by Jincy IypeAug 18, 2020
Designed to withstand forest fires and heavy snowfall, Forest House conceived by American architectural firm, Faulkner Architects, sits tranquil and secluded within a luxuriant forest of Jeffrey, sugar pine, white and red fir trees, in a naturally gorgeous setting. Sitting as a low rectangular volume of concrete, steel and coloured reflective glass, Forest House is placed to minimise its impact on site, leaving a three-dimensional screen of 115 trees reaching heights of almost 27 metres, encircling it.
The gently sloped, scenic site covers an area of two acres and sits roughly 1,920 metres above sea level in Truckee’s Martis Valley near the north shore of Lake Tahoe in California, United States. The four-bedroom residential design is realised across 418 sqm divided into two levels; one of the bedrooms is placed on the ground level, accompanied by social and private areas. A staircase placed near the entry here leads to the smaller, upper level that hosts three sleeping quarters and a covered deck.
The San Francisco-based firm shares that Forest House references the texture and function of the bark of adjacent trees in its rainscreen that boasts of an ebonised surface. Built of three-by-three-inch angles spaced an inch apart, the steel rainscreen protects the vulnerable wood-framed portions of the dwelling from the elements and wildfire “like a large spark arrestor".

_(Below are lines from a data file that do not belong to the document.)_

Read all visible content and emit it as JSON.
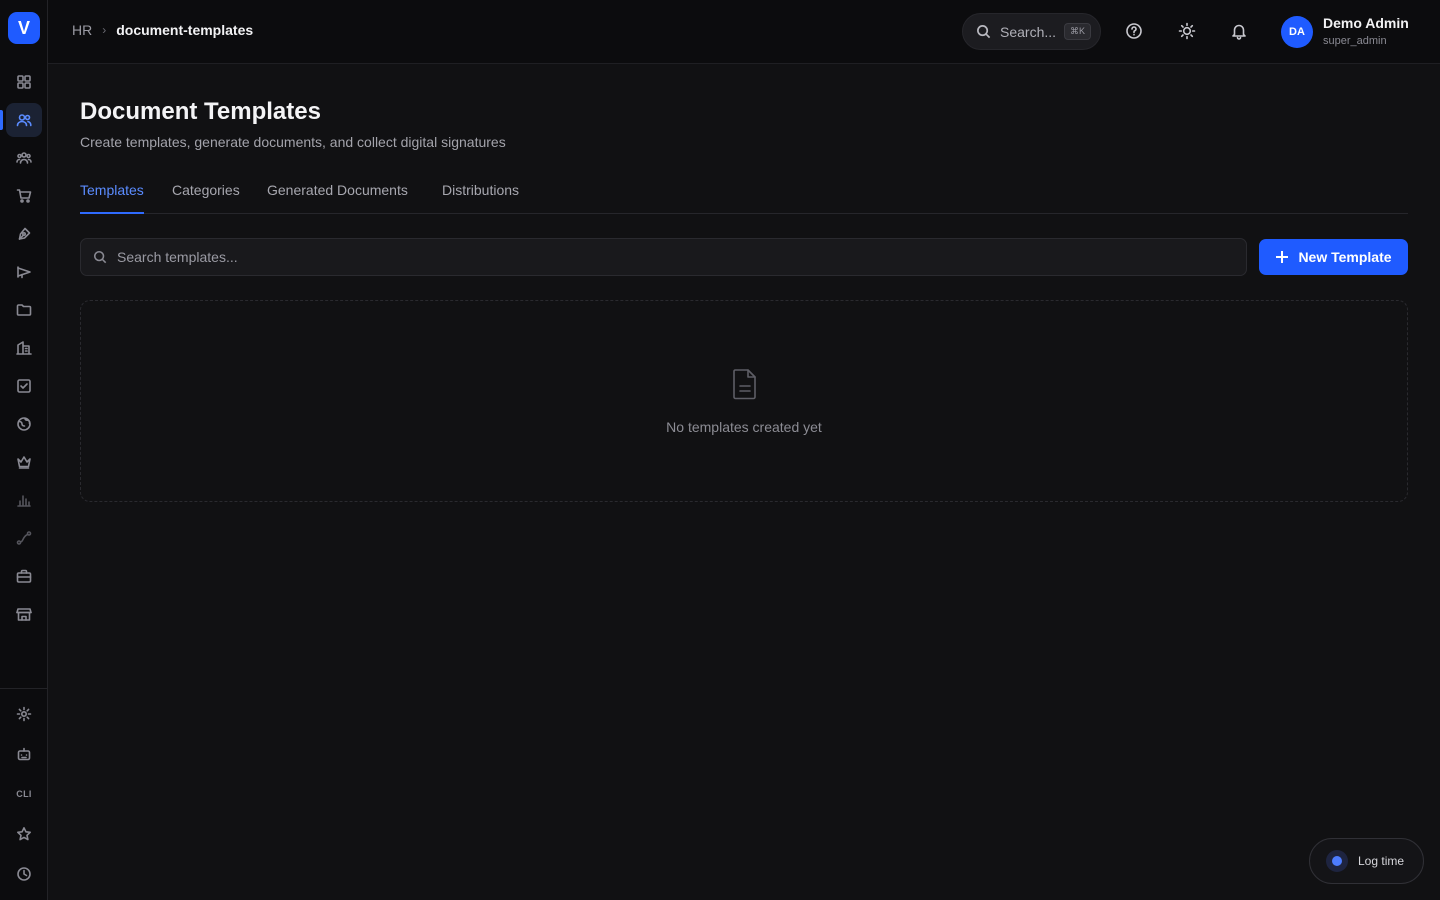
{
  "app": {
    "logo_letter": "V"
  },
  "breadcrumb": {
    "root": "HR",
    "separator": "›",
    "current": "document-templates"
  },
  "header": {
    "search_label": "Search...",
    "search_shortcut": "⌘K",
    "user": {
      "initials": "DA",
      "name": "Demo Admin",
      "role": "super_admin"
    }
  },
  "sidebar": {
    "items": [
      {
        "icon": "grid-icon"
      },
      {
        "icon": "users-icon",
        "active": true
      },
      {
        "icon": "team-icon"
      },
      {
        "icon": "cart-icon"
      },
      {
        "icon": "pen-tool-icon"
      },
      {
        "icon": "megaphone-icon"
      },
      {
        "icon": "folder-icon"
      },
      {
        "icon": "building-icon"
      },
      {
        "icon": "checkbox-icon"
      },
      {
        "icon": "globe-icon"
      },
      {
        "icon": "crown-icon"
      },
      {
        "icon": "bar-chart-icon"
      },
      {
        "icon": "route-icon"
      },
      {
        "icon": "briefcase-icon"
      },
      {
        "icon": "store-icon"
      }
    ],
    "bottom": [
      {
        "icon": "gear-icon"
      },
      {
        "icon": "robot-icon"
      },
      {
        "label": "CLI"
      },
      {
        "icon": "star-icon"
      },
      {
        "icon": "clock-icon"
      }
    ]
  },
  "page": {
    "title": "Document Templates",
    "subtitle": "Create templates, generate documents, and collect digital signatures"
  },
  "tabs": [
    {
      "label": "Templates",
      "active": true
    },
    {
      "label": "Categories"
    },
    {
      "label": "Generated Documents"
    },
    {
      "label": "Distributions"
    }
  ],
  "toolbar": {
    "search_placeholder": "Search templates...",
    "new_button": "New Template"
  },
  "empty_state": {
    "message": "No templates created yet"
  },
  "log_time": {
    "label": "Log time"
  },
  "colors": {
    "accent": "#1f5bff",
    "background": "#111113",
    "sidebar": "#0c0c0e"
  }
}
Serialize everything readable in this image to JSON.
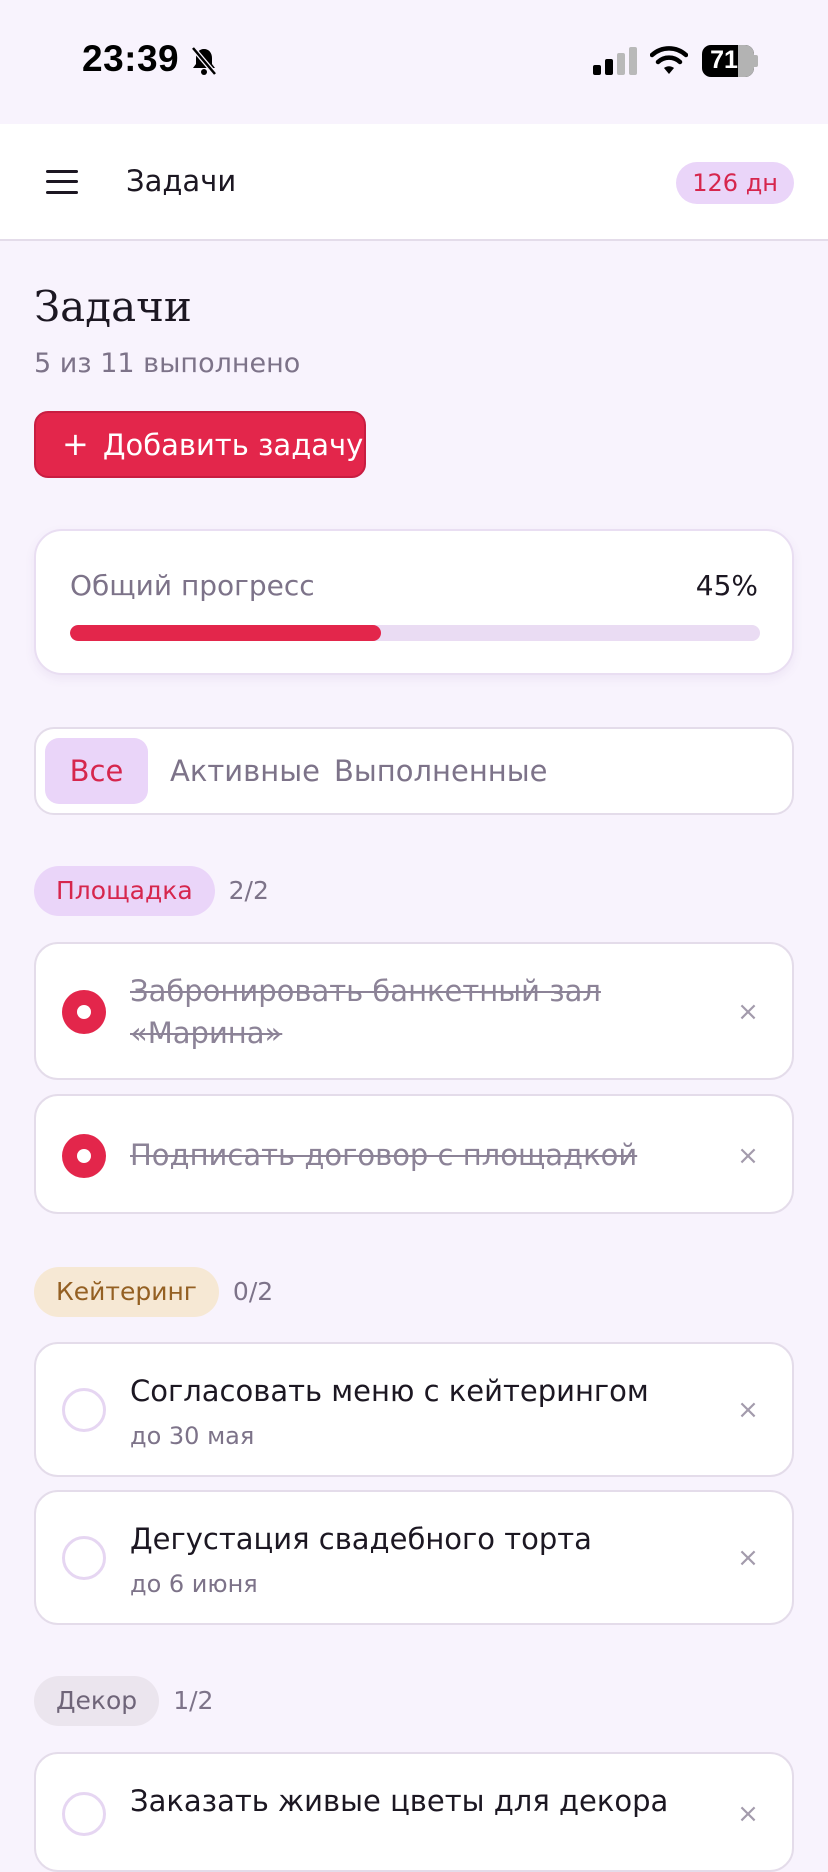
{
  "status_bar": {
    "time": "23:39",
    "battery": "71",
    "icons": [
      "bell-slash-icon",
      "cellular-signal-icon",
      "wifi-icon",
      "battery-icon"
    ]
  },
  "app_bar": {
    "menu_icon": "hamburger-menu-icon",
    "title": "Задачи",
    "days_badge": "126 дн"
  },
  "page": {
    "title": "Задачи",
    "subtitle": "5 из 11 выполнено",
    "add_button": {
      "plus": "+",
      "label": "Добавить задачу"
    }
  },
  "progress": {
    "label": "Общий прогресс",
    "value_text": "45%",
    "fraction": 0.45
  },
  "filters": {
    "all": "Все",
    "active": "Активные",
    "done": "Выполненные",
    "selected": "all"
  },
  "groups": [
    {
      "chip": "Площадка",
      "count": "2/2",
      "colors": {
        "bg": "#ead5f9",
        "fg": "#d6264d"
      },
      "tasks": [
        {
          "text": "Забронировать банкетный зал «Марина»",
          "done": true,
          "remove": "×"
        },
        {
          "text": "Подписать договор с площадкой",
          "done": true,
          "remove": "×"
        }
      ]
    },
    {
      "chip": "Кейтеринг",
      "count": "0/2",
      "colors": {
        "bg": "#f6e8d4",
        "fg": "#946023"
      },
      "tasks": [
        {
          "text": "Согласовать меню с кейтерингом",
          "due": "до 30 мая",
          "done": false,
          "remove": "×"
        },
        {
          "text": "Дегустация свадебного торта",
          "due": "до 6 июня",
          "done": false,
          "remove": "×"
        }
      ]
    },
    {
      "chip": "Декор",
      "count": "1/2",
      "colors": {
        "bg": "#ebe5ee",
        "fg": "#6f6579"
      },
      "tasks": [
        {
          "text": "Заказать живые цветы для декора",
          "done": false,
          "remove": "×"
        }
      ]
    }
  ],
  "colors": {
    "accent": "#e3264b",
    "accent_soft": "#ead5f9",
    "background": "#f8f3fd"
  }
}
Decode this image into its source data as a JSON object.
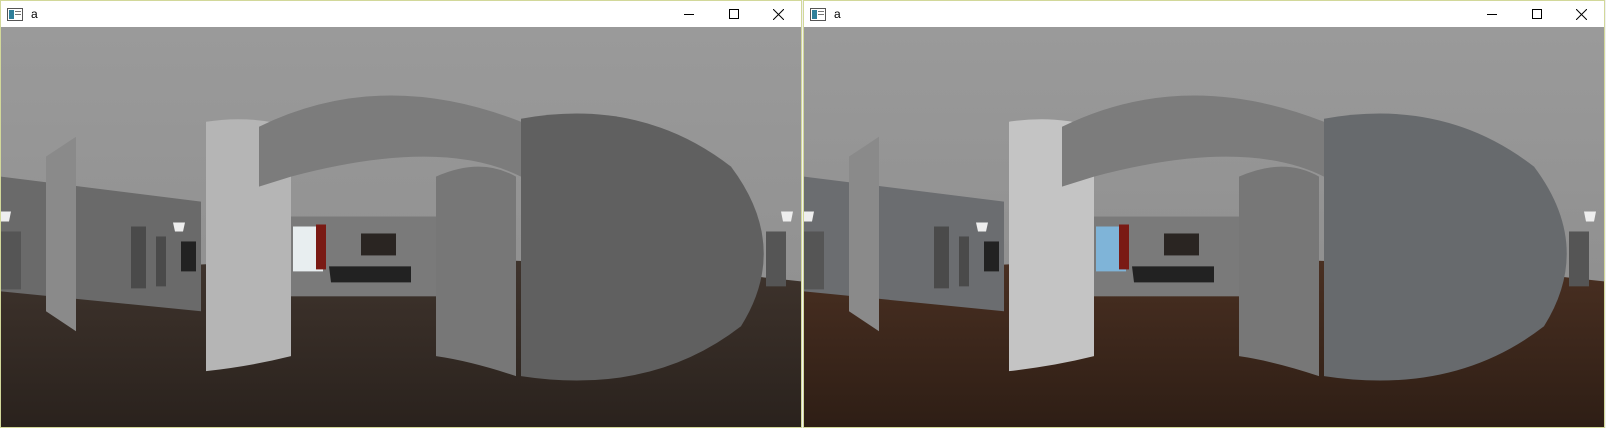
{
  "windows": [
    {
      "title": "a",
      "scene": {
        "floor_color": "#3f342d",
        "floor_dark": "#2a221d",
        "ceiling_color": "#8c8c8c",
        "wall_color": "#6a6a6a",
        "panel_color": "#606060",
        "pillar_color": "#b5b5b5",
        "window_light": "#e8eef0"
      }
    },
    {
      "title": "a",
      "scene": {
        "floor_color": "#4a3022",
        "floor_dark": "#2e1e15",
        "ceiling_color": "#8a8a8a",
        "wall_color": "#6b6d70",
        "panel_color": "#676a6d",
        "pillar_color": "#c4c4c4",
        "window_light": "#7fb4d8"
      }
    }
  ],
  "controls": {
    "minimize_icon": "minimize-icon",
    "maximize_icon": "maximize-icon",
    "close_icon": "close-icon"
  }
}
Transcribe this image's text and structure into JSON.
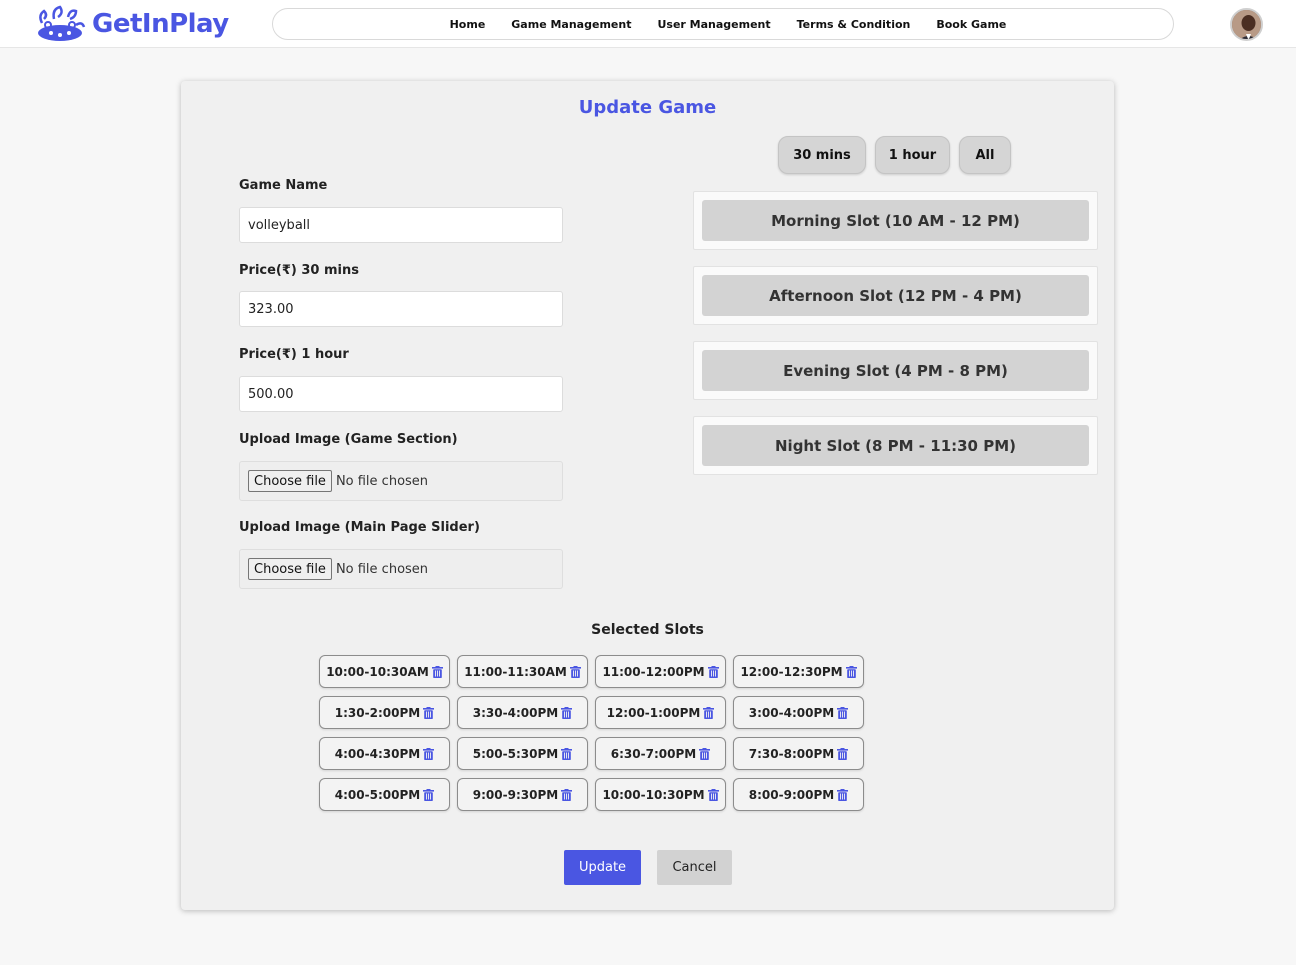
{
  "brand": {
    "name": "GetInPlay"
  },
  "nav": {
    "home": "Home",
    "game_management": "Game Management",
    "user_management": "User Management",
    "terms": "Terms & Condition",
    "book_game": "Book Game"
  },
  "form": {
    "title": "Update Game",
    "game_name_label": "Game Name",
    "game_name_value": "volleyball",
    "price30_label": "Price(₹) 30 mins",
    "price30_value": "323.00",
    "price60_label": "Price(₹) 1 hour",
    "price60_value": "500.00",
    "upload_game_label": "Upload Image (Game Section)",
    "upload_slider_label": "Upload Image (Main Page Slider)",
    "choose_file": "Choose file",
    "no_file": "No file chosen"
  },
  "durations": [
    "30 mins",
    "1 hour",
    "All"
  ],
  "slot_groups": [
    "Morning Slot (10 AM - 12 PM)",
    "Afternoon Slot (12 PM - 4 PM)",
    "Evening Slot (4 PM - 8 PM)",
    "Night Slot (8 PM - 11:30 PM)"
  ],
  "selected": {
    "title": "Selected Slots",
    "slots": [
      "10:00-10:30AM",
      "11:00-11:30AM",
      "11:00-12:00PM",
      "12:00-12:30PM",
      "1:30-2:00PM",
      "3:30-4:00PM",
      "12:00-1:00PM",
      "3:00-4:00PM",
      "4:00-4:30PM",
      "5:00-5:30PM",
      "6:30-7:00PM",
      "7:30-8:00PM",
      "4:00-5:00PM",
      "9:00-9:30PM",
      "10:00-10:30PM",
      "8:00-9:00PM"
    ]
  },
  "actions": {
    "update": "Update",
    "cancel": "Cancel"
  },
  "colors": {
    "accent": "#4a56e2",
    "slot_bg": "#d3d3d3",
    "card_bg": "#f0f0f0"
  }
}
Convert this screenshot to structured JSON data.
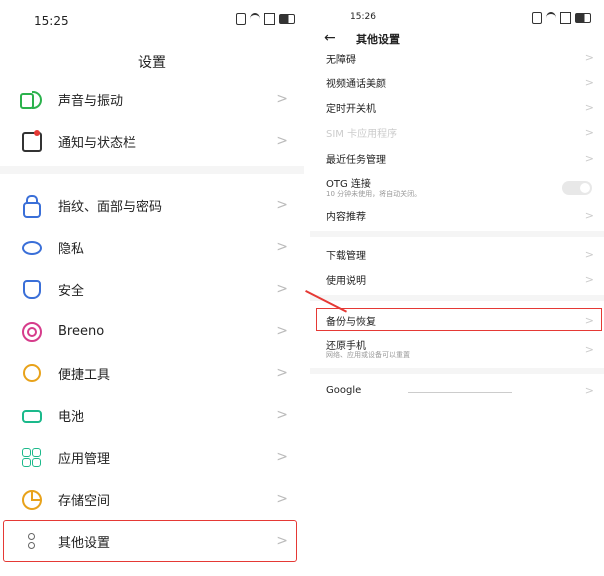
{
  "left": {
    "status_time": "15:25",
    "title": "设置",
    "items": [
      {
        "label": "声音与振动",
        "icon": "sound-icon"
      },
      {
        "label": "通知与状态栏",
        "icon": "notification-icon"
      },
      {
        "label": "指纹、面部与密码",
        "icon": "lock-icon"
      },
      {
        "label": "隐私",
        "icon": "privacy-icon"
      },
      {
        "label": "安全",
        "icon": "shield-icon"
      },
      {
        "label": "Breeno",
        "icon": "breeno-icon"
      },
      {
        "label": "便捷工具",
        "icon": "tools-icon"
      },
      {
        "label": "电池",
        "icon": "battery-icon"
      },
      {
        "label": "应用管理",
        "icon": "apps-icon"
      },
      {
        "label": "存储空间",
        "icon": "storage-icon"
      },
      {
        "label": "其他设置",
        "icon": "other-settings-icon"
      }
    ],
    "chevron": ">"
  },
  "right": {
    "status_time": "15:26",
    "back": "←",
    "title": "其他设置",
    "items": [
      {
        "label": "无障碍"
      },
      {
        "label": "视频通话美颜"
      },
      {
        "label": "定时开关机"
      },
      {
        "label": "SIM 卡应用程序"
      },
      {
        "label": "最近任务管理"
      },
      {
        "label": "OTG 连接",
        "sub": "10 分钟未使用，将自动关闭。"
      },
      {
        "label": "内容推荐"
      },
      {
        "label": "下载管理"
      },
      {
        "label": "使用说明"
      },
      {
        "label": "备份与恢复"
      },
      {
        "label": "还原手机",
        "sub": "网络、应用或设备可以重置"
      },
      {
        "label": "Google"
      }
    ],
    "chevron": ">"
  },
  "colors": {
    "highlight": "#e53935",
    "accent_green": "#1bb98b",
    "accent_blue": "#3a6fd8"
  }
}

The elongated south-facing rectangle amasses solar energy during winters. The residential architecture is also fitted with radiant heat and enhanced glazing, mechanical electrical equipment, as well as insulation. “Low maintenance contributes to sustainability,” they state matter-of-factly.
The north is marked by the entrance accessed by a long pathway that rests parallel to the volume. Here, one encounters a translucent, frog green glass screen on a recessed front door, echoing the tone of the surrounding evergreen forest, and bathing the entry in a warm lime-yellow radiance. “Materiality and fenestration are ordered as dark light reversals that repeat the behaviour of the forest. A concealed, directional entry builds time into the arrival sequence, extending and connecting the experience to the environment. Movement in route to the entry point, parallel with the form, allows association with the dwelling prior to entering,” says Gregory Faulkner, principal architect of Faulkner Architects.
The open-plan living and dining room on the ground floor open to a covered deck that floats just above the ground, sans railings, through the south-facing sliding glass doors. This level also hosts the kitchen that flows into a cosy family room, a study and garage in the east corner as well as a master suite and a covered deck that is shaded from harsh sunlight and snow. “A modern fireplace with polished galvanised steel panels reflects the rest of the room and the inhabitants’ movements,” shares the studio.
The interior design follows an open and airy layout, filled with optimum, beige furniture and décor that reflects the woods. Consistent materials such as cut basalt stone floors, unfinished reclaimed teak ceilings and floors, board-formed concrete, and white gypsum lend the dwelling a uniform, cosy and contemporary tone.
Light fixtures and fire sprinklers are concealed impeccably with continuous recesses in the ceilings. The sleek and dusky exterior skin is given relief via distinct three-dimensional skylights that wrap down from the roof to the wall, flooding daylight into the interiors and framing the starry skies at night.
The unambiguous architecture of Forest House, softened by its use of custom skylights, pops of coloured glass and an earthy décor, translates into a delightfully refined residence that borrows and opens itself to its scenic woodland environment.
Name: Forest House
Location: Truckee, California, United States
Area: 418.06 sqm
Architect: Faulkner Architects
Principal Architect: Gregory Faulkner
Project Manager: Breanne Penrod
Contractor: Glennwood Mountain Homes
Interior Designer: Rory Torrigiani, Natalie Zirbel
Civil Engineer: Shaw Engineering
Structural Engineer: CFBR Structural Group
Mechanical Engineer: Sugarpine Engineering
Electrical Engineer: Sugarpine Engineering
Geotechnical Engineer: NV5
Lighting: Faulkner Architects